India needs to be relevant in the new world, where Artificial Intelligence (AI) is going to play a central role.
There has been a lot of discussion around how Google, WhatsApp (Facebook), and Amazon are aggressively entering the Indian tech landscape. Is what they are doing ‘capital dumping’, where they pour money into their India operations and in the process wipe out homegrown startups that simply don’t have that kind of capital?
And, what about our data?
Data is the new oil, and are we simply allowing them to plunder our precious resource – in this case data around the user behaviour of our own citizens – and run away with it? Didn’t China create its fabled tech ecosystem by blocking western tech imperialism? We have been an open society so far, should we re-evaluate that?
These are fair questions and the answers to them are not that obvious. The right way to approach this conundrum is to ask ourselves, what is it that we hope to achieve? What is our objective?
The objective is simple. India needs to be relevant in the new world, where Artificial Intelligence (AI) is going to play a central role. This will not only be in core technology, but everywhere technology is used. Which means, in practically every aspect of our lives.
From home security cameras, to how your smartphone interprets your voice to healthcare diagnosis, to cyber warfare and security, AI will be everywhere before you know it.
Not being a player in AI means being irrelevant in technology
China recognises this, and has set itself the goal of becoming a world leader in AI and add $150 billion to its economy by 2030. And it’s well on its way to achieve the same.
It also turns out, that in order to build AI systems, one needs data. Lots of it. And in the next coming decades, the country which will be generating mountains of data is India. As smartphone penetration tears through the roof, India will likely have twice as many smartphones as US by 2020. But where is this data captured?
Therein lies the catch. All of this data is whizzing its way, outside India, to the data centres and AI/ML models of Google, Facebook (which owns WhatsApp) and Amazon. Where it is being accessed and crunched by top-notch engineering talent in their AI research teams and research labs.
In addition to US, Google has opened AI research labs in Toronto, Montreal, Paris, London and Beijing. Notice, India is not in that list.
These AI labs are breeding grounds for talent and they are the seeds from which sprout new ideas, entrepreneurs, and the next big innovations in the tech economy.
In order to achieve the objective of being an AI powerhouse, India needs to have world-class AI labs. The companies in the best position to open such centres of excellence are Google, Facebook, and Amazon themselves. So, just barring them from operating in the country accomplishes little.
Under normal circumstances, with a fully unencumbered flow of data, these giants will gather their data in India, and harness the power of data wherever their top talent teams are. This is to be expected from normal, shareholder value maximising, public companies.

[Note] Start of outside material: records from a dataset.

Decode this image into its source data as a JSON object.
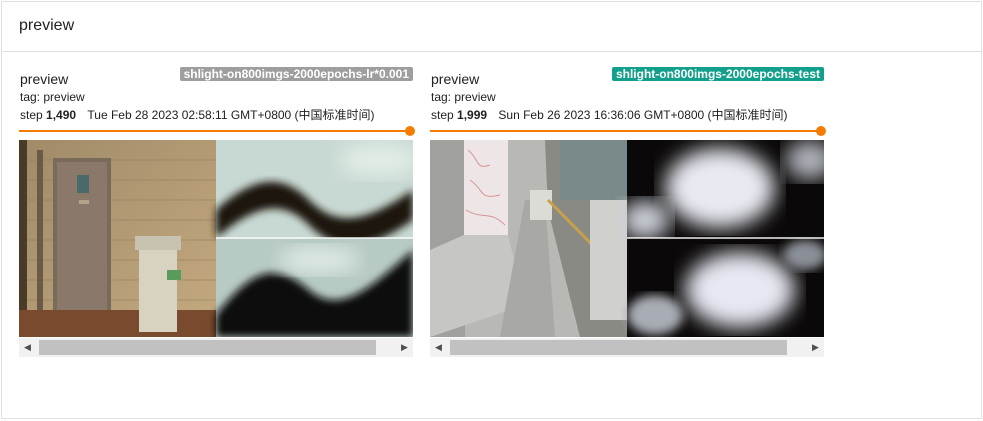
{
  "header": {
    "title": "preview"
  },
  "cards": [
    {
      "run": "shlight-on800imgs-2000epochs-lr*0.001",
      "run_color": "#9e9e9e",
      "title": "preview",
      "tag": "tag: preview",
      "step_label": "step",
      "step": "1,490",
      "date": "Tue Feb 28 2023 02:58:11 GMT+0800 (中国标准时间)",
      "slider_value": 1.0
    },
    {
      "run": "shlight-on800imgs-2000epochs-test",
      "run_color": "#129f8c",
      "title": "preview",
      "tag": "tag: preview",
      "step_label": "step",
      "step": "1,999",
      "date": "Sun Feb 26 2023 16:36:06 GMT+0800 (中国标准时间)",
      "slider_value": 1.0
    }
  ],
  "scrollbar": {
    "left_arrow": "◀",
    "right_arrow": "▶"
  }
}
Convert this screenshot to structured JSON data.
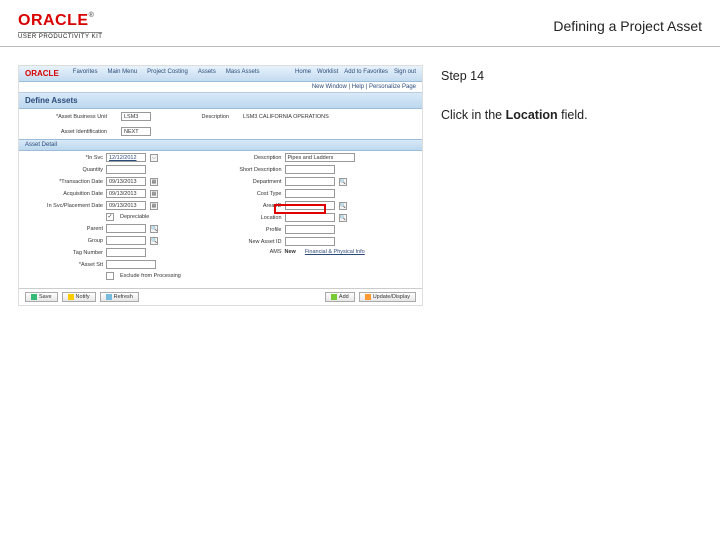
{
  "header": {
    "brand": "ORACLE",
    "tm": "®",
    "product_line": "USER PRODUCTIVITY KIT",
    "title": "Defining a Project Asset"
  },
  "instructions": {
    "step_label": "Step 14",
    "text_before": "Click in the ",
    "field_name": "Location",
    "text_after": " field."
  },
  "screenshot": {
    "menubar": {
      "logo": "ORACLE",
      "items": [
        "Favorites",
        "Main Menu",
        "Project Costing",
        "Assets",
        "Mass Assets"
      ],
      "right": [
        "Home",
        "Worklist",
        "Add to Favorites",
        "Sign out"
      ]
    },
    "subbar": "New Window | Help | Personalize Page",
    "page_title": "Define Assets",
    "top_form": {
      "bu_label": "*Asset Business Unit",
      "bu_value": "LSM3",
      "desc_label": "Description",
      "desc_value": "LSM3 CALIFORNIA OPERATIONS",
      "id_label": "Asset Identification",
      "id_value": "NEXT"
    },
    "section": "Asset Detail",
    "left_col": {
      "date_label": "*In Svc",
      "date_value": "12/12/2012",
      "qty_label": "Quantity",
      "trans_label": "*Transaction Date",
      "trans_value": "09/13/2013",
      "acq_label": "Acquisition Date",
      "acq_value": "09/13/2013",
      "place_label": "In Svc/Placement Date",
      "place_value": "09/13/2013",
      "dep_cb_label": "Depreciable",
      "dep_checked": "✓",
      "parent_label": "Parent",
      "group_label": "Group",
      "tag_label": "Tag Number",
      "status_label": "*Asset Stt",
      "exclude_cb_label": "Exclude from Processing"
    },
    "right_col": {
      "desc_label": "Description",
      "desc_val": "Pipes and Ladders",
      "short_label": "Short Description",
      "dept_label": "Department",
      "cost_label": "Cost Type",
      "area_label": "Area ID",
      "loc_label": "Location",
      "profile_label": "Profile",
      "newasset_label": "New Asset ID",
      "ams_label": "AMS",
      "ams_value": "New",
      "link_text": "Financial & Physical Info"
    },
    "buttons": {
      "save": "Save",
      "notify": "Notify",
      "refresh": "Refresh",
      "add": "Add",
      "update": "Update/Display"
    }
  }
}
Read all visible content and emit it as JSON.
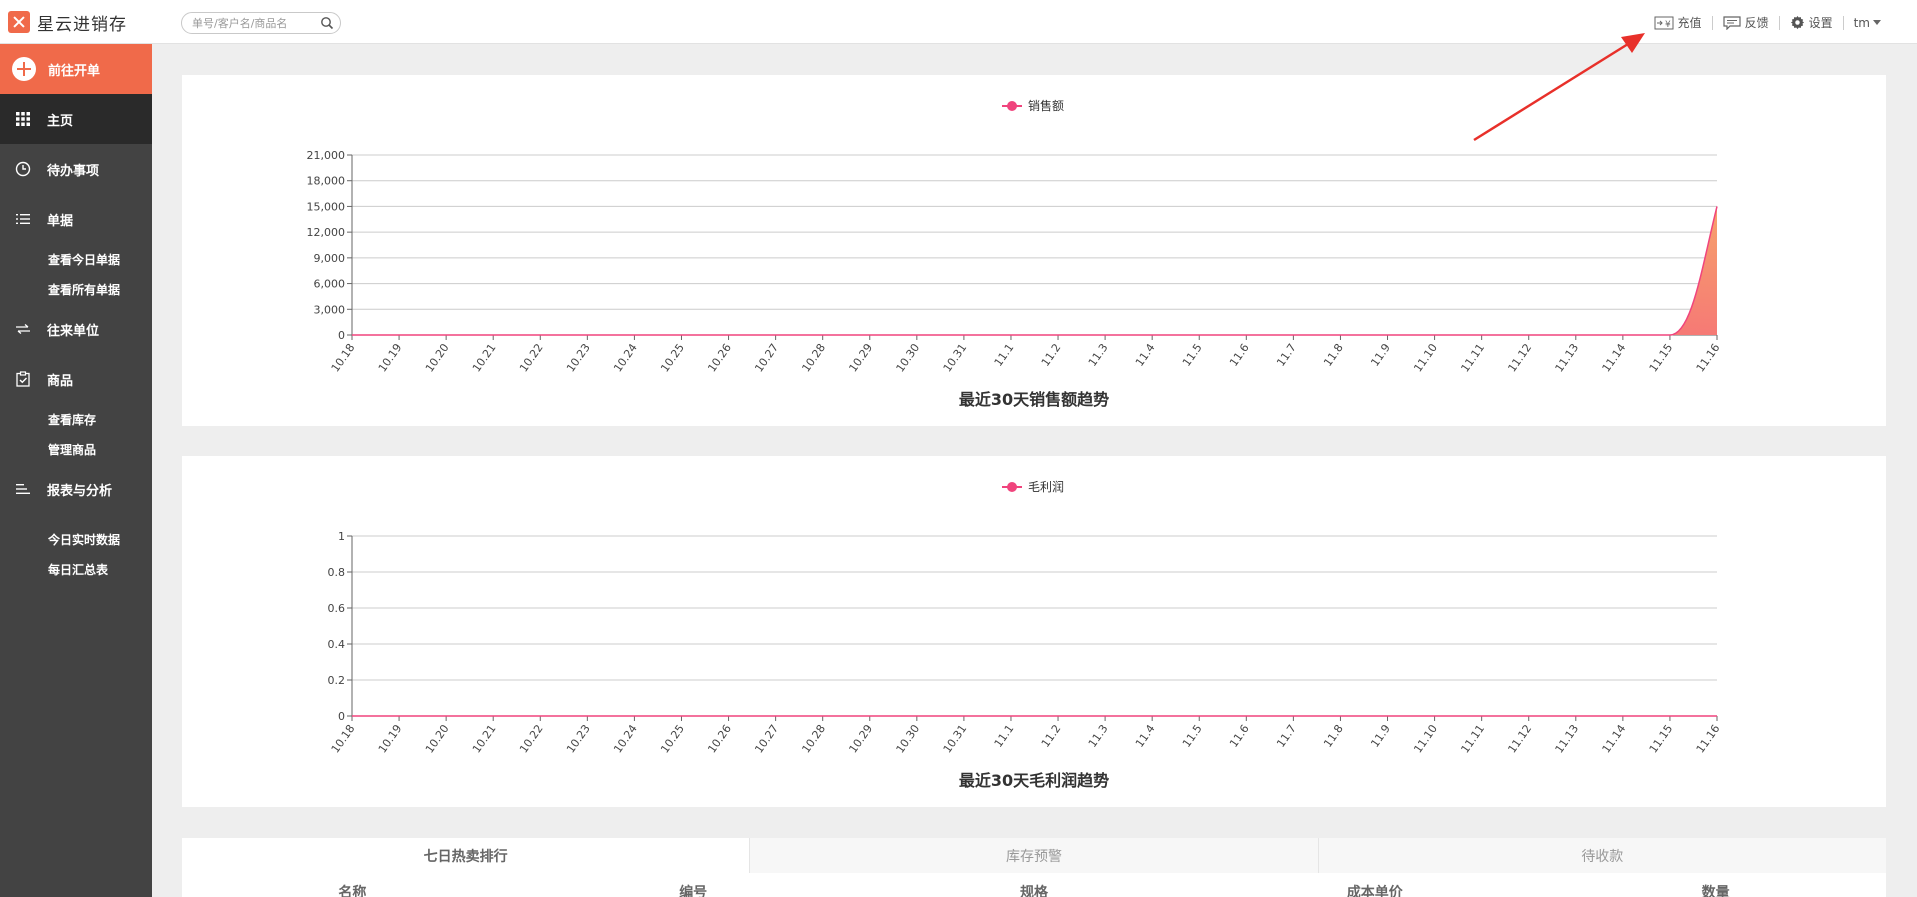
{
  "app": {
    "name": "星云进销存"
  },
  "search": {
    "placeholder": "单号/客户名/商品名"
  },
  "topnav": {
    "recharge": "充值",
    "feedback": "反馈",
    "settings": "设置",
    "user": "tm"
  },
  "sidebar": {
    "create_label": "前往开单",
    "home": "主页",
    "todo": "待办事项",
    "docs": "单据",
    "docs_today": "查看今日单据",
    "docs_all": "查看所有单据",
    "contacts": "往来单位",
    "goods": "商品",
    "goods_stock": "查看库存",
    "goods_manage": "管理商品",
    "reports": "报表与分析",
    "reports_realtime": "今日实时数据",
    "reports_daily": "每日汇总表"
  },
  "chart_data": [
    {
      "type": "area",
      "title": "最近30天销售额趋势",
      "legend": [
        "销售额"
      ],
      "x": [
        "10.18",
        "10.19",
        "10.20",
        "10.21",
        "10.22",
        "10.23",
        "10.24",
        "10.25",
        "10.26",
        "10.27",
        "10.28",
        "10.29",
        "10.30",
        "10.31",
        "11.1",
        "11.2",
        "11.3",
        "11.4",
        "11.5",
        "11.6",
        "11.7",
        "11.8",
        "11.9",
        "11.10",
        "11.11",
        "11.12",
        "11.13",
        "11.14",
        "11.15",
        "11.16"
      ],
      "series": [
        {
          "name": "销售额",
          "values": [
            0,
            0,
            0,
            0,
            0,
            0,
            0,
            0,
            0,
            0,
            0,
            0,
            0,
            0,
            0,
            0,
            0,
            0,
            0,
            0,
            0,
            0,
            0,
            0,
            0,
            0,
            0,
            0,
            0,
            15000
          ]
        }
      ],
      "ylim": [
        0,
        21000
      ],
      "yticks": [
        "0",
        "3,000",
        "6,000",
        "9,000",
        "12,000",
        "15,000",
        "18,000",
        "21,000"
      ],
      "yvals": [
        0,
        3000,
        6000,
        9000,
        12000,
        15000,
        18000,
        21000
      ],
      "grid": true,
      "legend_position": "top-center",
      "color": "#f0447d",
      "fill": "#f67c8e"
    },
    {
      "type": "line",
      "title": "最近30天毛利润趋势",
      "legend": [
        "毛利润"
      ],
      "x": [
        "10.18",
        "10.19",
        "10.20",
        "10.21",
        "10.22",
        "10.23",
        "10.24",
        "10.25",
        "10.26",
        "10.27",
        "10.28",
        "10.29",
        "10.30",
        "10.31",
        "11.1",
        "11.2",
        "11.3",
        "11.4",
        "11.5",
        "11.6",
        "11.7",
        "11.8",
        "11.9",
        "11.10",
        "11.11",
        "11.12",
        "11.13",
        "11.14",
        "11.15",
        "11.16"
      ],
      "series": [
        {
          "name": "毛利润",
          "values": [
            0,
            0,
            0,
            0,
            0,
            0,
            0,
            0,
            0,
            0,
            0,
            0,
            0,
            0,
            0,
            0,
            0,
            0,
            0,
            0,
            0,
            0,
            0,
            0,
            0,
            0,
            0,
            0,
            0,
            0
          ]
        }
      ],
      "ylim": [
        0,
        1
      ],
      "yticks": [
        "0",
        "0.2",
        "0.4",
        "0.6",
        "0.8",
        "1"
      ],
      "yvals": [
        0,
        0.2,
        0.4,
        0.6,
        0.8,
        1
      ],
      "grid": true,
      "legend_position": "top-center",
      "color": "#f0447d"
    }
  ],
  "tabs": [
    "七日热卖排行",
    "库存预警",
    "待收款"
  ],
  "table": {
    "columns": [
      "名称",
      "编号",
      "规格",
      "成本单价",
      "数量"
    ]
  },
  "colors": {
    "accent": "#f06a4a",
    "sidebar": "#434343",
    "sidebar_active": "#2a2a2a",
    "annotation": "#e8302a"
  }
}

We need to enact practical policies that will result in Google and Co. investing in creating AI research labs in India. Let’s look at what some of those policies can be:

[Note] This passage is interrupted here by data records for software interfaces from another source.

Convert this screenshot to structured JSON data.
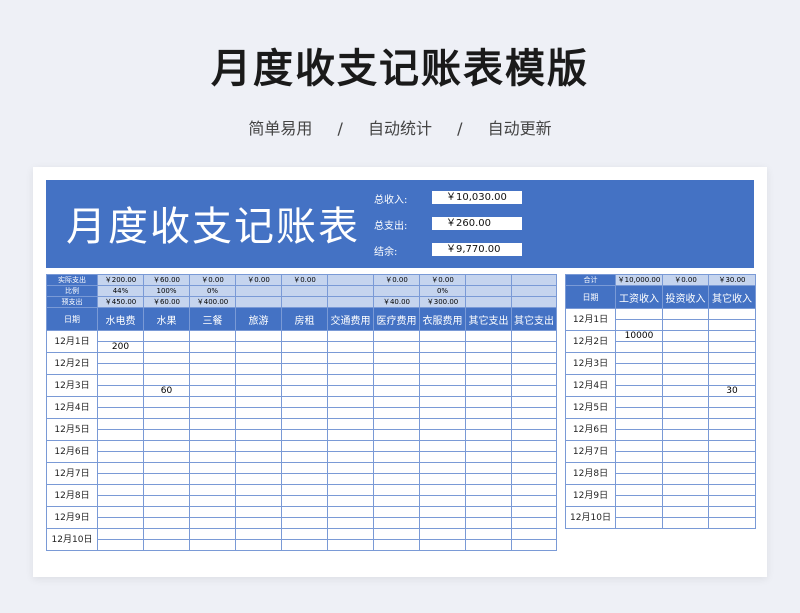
{
  "page": {
    "title": "月度收支记账表模版",
    "subtitle": [
      "简单易用",
      "/",
      "自动统计",
      "/",
      "自动更新"
    ]
  },
  "banner": {
    "title": "月度收支记账表",
    "summary": [
      {
        "label": "总收入:",
        "value": "￥10,030.00"
      },
      {
        "label": "总支出:",
        "value": "￥260.00"
      },
      {
        "label": "结余:",
        "value": "￥9,770.00"
      }
    ]
  },
  "expense": {
    "summary_rows": [
      {
        "label": "实际支出",
        "cells": [
          "￥200.00",
          "￥60.00",
          "￥0.00",
          "￥0.00",
          "￥0.00",
          "",
          "￥0.00",
          "￥0.00",
          "",
          ""
        ]
      },
      {
        "label": "比例",
        "cells": [
          "44%",
          "100%",
          "0%",
          "",
          "",
          "",
          "",
          "0%",
          "",
          ""
        ]
      },
      {
        "label": "预支出",
        "cells": [
          "￥450.00",
          "￥60.00",
          "￥400.00",
          "",
          "",
          "",
          "￥40.00",
          "￥300.00",
          "",
          ""
        ]
      }
    ],
    "headers": [
      "日期",
      "水电费",
      "水果",
      "三餐",
      "旅游",
      "房租",
      "交通费用",
      "医疗费用",
      "衣服费用",
      "其它支出",
      "其它支出"
    ],
    "dates": [
      "12月1日",
      "12月2日",
      "12月3日",
      "12月4日",
      "12月5日",
      "12月6日",
      "12月7日",
      "12月8日",
      "12月9日",
      "12月10日"
    ],
    "entries": [
      {
        "sub_row": 1,
        "col": 1,
        "value": "200"
      },
      {
        "sub_row": 5,
        "col": 2,
        "value": "60"
      }
    ]
  },
  "income": {
    "total_label": "合计",
    "totals": [
      "￥10,000.00",
      "￥0.00",
      "￥30.00"
    ],
    "headers": [
      "日期",
      "工资收入",
      "投资收入",
      "其它收入"
    ],
    "dates": [
      "12月1日",
      "12月2日",
      "12月3日",
      "12月4日",
      "12月5日",
      "12月6日",
      "12月7日",
      "12月8日",
      "12月9日",
      "12月10日"
    ],
    "entries": [
      {
        "sub_row": 2,
        "col": 1,
        "value": "10000"
      },
      {
        "sub_row": 7,
        "col": 3,
        "value": "30"
      }
    ]
  },
  "colors": {
    "accent": "#4472c4",
    "light": "#c5d4ee",
    "grid": "#7a9ad6"
  }
}
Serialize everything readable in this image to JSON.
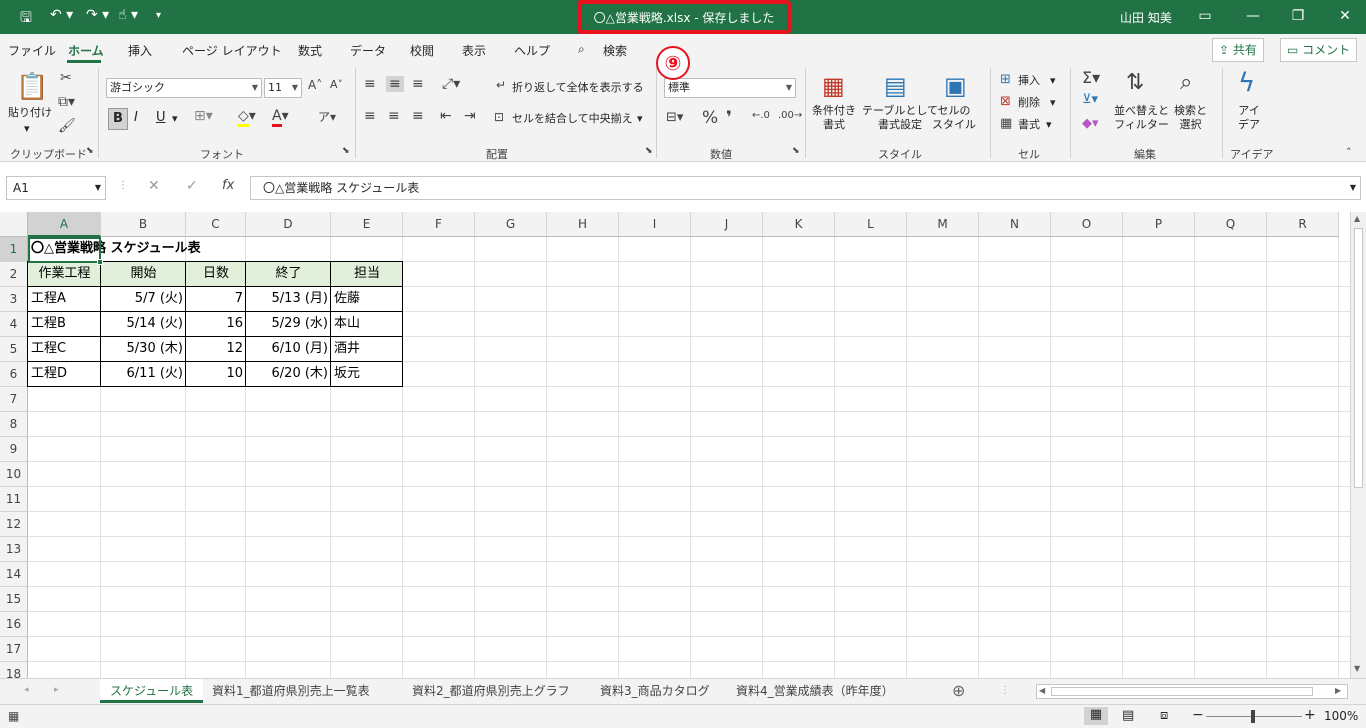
{
  "titlebar": {
    "title": "〇△営業戦略.xlsx  -  保存しました",
    "user": "山田 知美",
    "accent": "#217346",
    "highlight": "#e8121f"
  },
  "tabs": [
    "ファイル",
    "ホーム",
    "挿入",
    "ページ レイアウト",
    "数式",
    "データ",
    "校閲",
    "表示",
    "ヘルプ",
    "検索"
  ],
  "share_label": "共有",
  "comment_label": "コメント",
  "annotation_number": "⑨",
  "ribbon": {
    "clipboard": {
      "paste": "貼り付け",
      "label": "クリップボード"
    },
    "font": {
      "name": "游ゴシック",
      "size": "11",
      "bold": "B",
      "italic": "I",
      "underline": "U",
      "label": "フォント"
    },
    "alignment": {
      "wrap": "折り返して全体を表示する",
      "merge": "セルを結合して中央揃え",
      "label": "配置"
    },
    "number": {
      "format": "標準",
      "percent": "%",
      "comma": "❜",
      "label": "数値"
    },
    "styles": {
      "cond": "条件付き\n書式",
      "table": "テーブルとして\n書式設定",
      "cell": "セルの\nスタイル",
      "label": "スタイル"
    },
    "cells": {
      "insert": "挿入",
      "delete": "削除",
      "format": "書式",
      "label": "セル"
    },
    "editing": {
      "sort": "並べ替えと\nフィルター",
      "find": "検索と\n選択",
      "label": "編集"
    },
    "ideas": {
      "btn": "アイ\nデア",
      "label": "アイデア"
    }
  },
  "namebox": "A1",
  "formula": "〇△営業戦略 スケジュール表",
  "columns": [
    "A",
    "B",
    "C",
    "D",
    "E",
    "F",
    "G",
    "H",
    "I",
    "J",
    "K",
    "L",
    "M",
    "N",
    "O",
    "P",
    "Q",
    "R"
  ],
  "rows": [
    "1",
    "2",
    "3",
    "4",
    "5",
    "6",
    "7",
    "8",
    "9",
    "10",
    "11",
    "12",
    "13",
    "14",
    "15",
    "16",
    "17",
    "18"
  ],
  "table": {
    "title": "〇△営業戦略 スケジュール表",
    "headers": [
      "作業工程",
      "開始",
      "日数",
      "終了",
      "担当"
    ],
    "rows": [
      [
        "工程A",
        "5/7 (火)",
        "7",
        "5/13 (月)",
        "佐藤"
      ],
      [
        "工程B",
        "5/14 (火)",
        "16",
        "5/29 (水)",
        "本山"
      ],
      [
        "工程C",
        "5/30 (木)",
        "12",
        "6/10 (月)",
        "酒井"
      ],
      [
        "工程D",
        "6/11 (火)",
        "10",
        "6/20 (木)",
        "坂元"
      ]
    ]
  },
  "sheet_tabs": [
    "スケジュール表",
    "資料1_都道府県別売上一覧表",
    "資料2_都道府県別売上グラフ",
    "資料3_商品カタログ",
    "資料4_営業成績表（昨年度）"
  ],
  "zoom": "100%"
}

- Data generated in India should remain geographically in India: This means Indian data will need to be hosted in data centres residing in India and cannot be freely transferred outside.

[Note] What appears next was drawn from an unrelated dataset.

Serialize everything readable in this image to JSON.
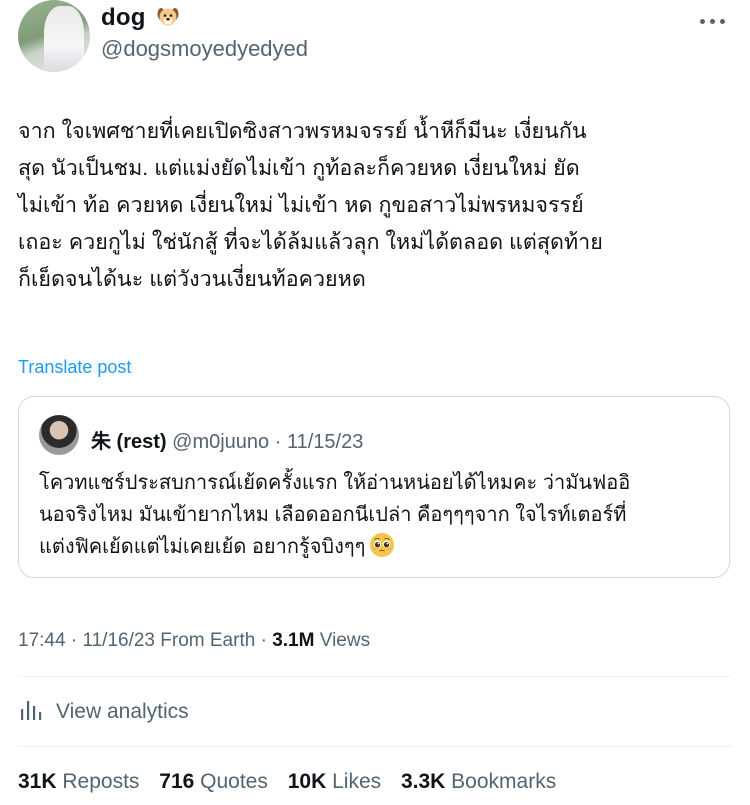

- Data manipulation is done within India: This will require engineering talent to be resident in India that develops core technologies on top of the data repository.
- Derived intelligence can be shared: This will enable the learning from the data to be shared globally and included in the next-gen products. This is a necessary incentive for companies to invest in research within India as it will make the global products better.
- Drive government spending to spur AI research: This can be in the form of sponsored research in colleges and as contracts to private companies.
From an enforcement point of view, the government should rely less on policing but more on honourable conduct of companies to follow the law around data. Just like tax compliance, these can be periodically audited but the expectation is everyone follows the law.
Providing restrictions on entry or doing business in India for any of these companies is counter-productive. The big valley giants have spent billions in developing their infrastructure, people and processes. When they enter India, their best practices enter with them too.
Consider Amazon in ecommerce. We cannot underestimate the massive impact entry of Amazon has made to the SMB ecosystem in India. By introducing competition, it has made all existing players more aggressive in their offerings and by bringing its years of experience and best practices to India, Amazon is making the entire SMB supply chain more transparent, trustworthy, and productive. This ultimately benefits everyone in the ecosystem.
Not only does it increase revenues for an SMB, but it also encourages more honest and hardworking people to join the marketplace and start selling online, ultimately driving employment.
Yes, Flipkart has also had a positive impact on the SMBs, but there is no denying that the scale and scope of ecommerce has greatly increased with Amazon entering the fray. You don’t hear of bricks being shipped instead of phones anymore, and that makes for a more professional SMB.
Similarly, Uber and Ola together have transformed urban transport, yet the pace of innovation would have been a lot slower, investment a lot lesser, and total employment smaller, had we restricted the entry of Uber.
India’s objective should be to be a key player in the world of AI, that is built on the foundation of a data-rich economy. And invite the best and brightest in the world to invest in it. Making prudent policies that are fair, non-discriminatory and practical, around how data generated inside India is used, are central to that effort. The time to act is now.
(Disclaimer: The views and opinions expressed in this article are those of the author and do not necessarily reflect the views of YourStory.)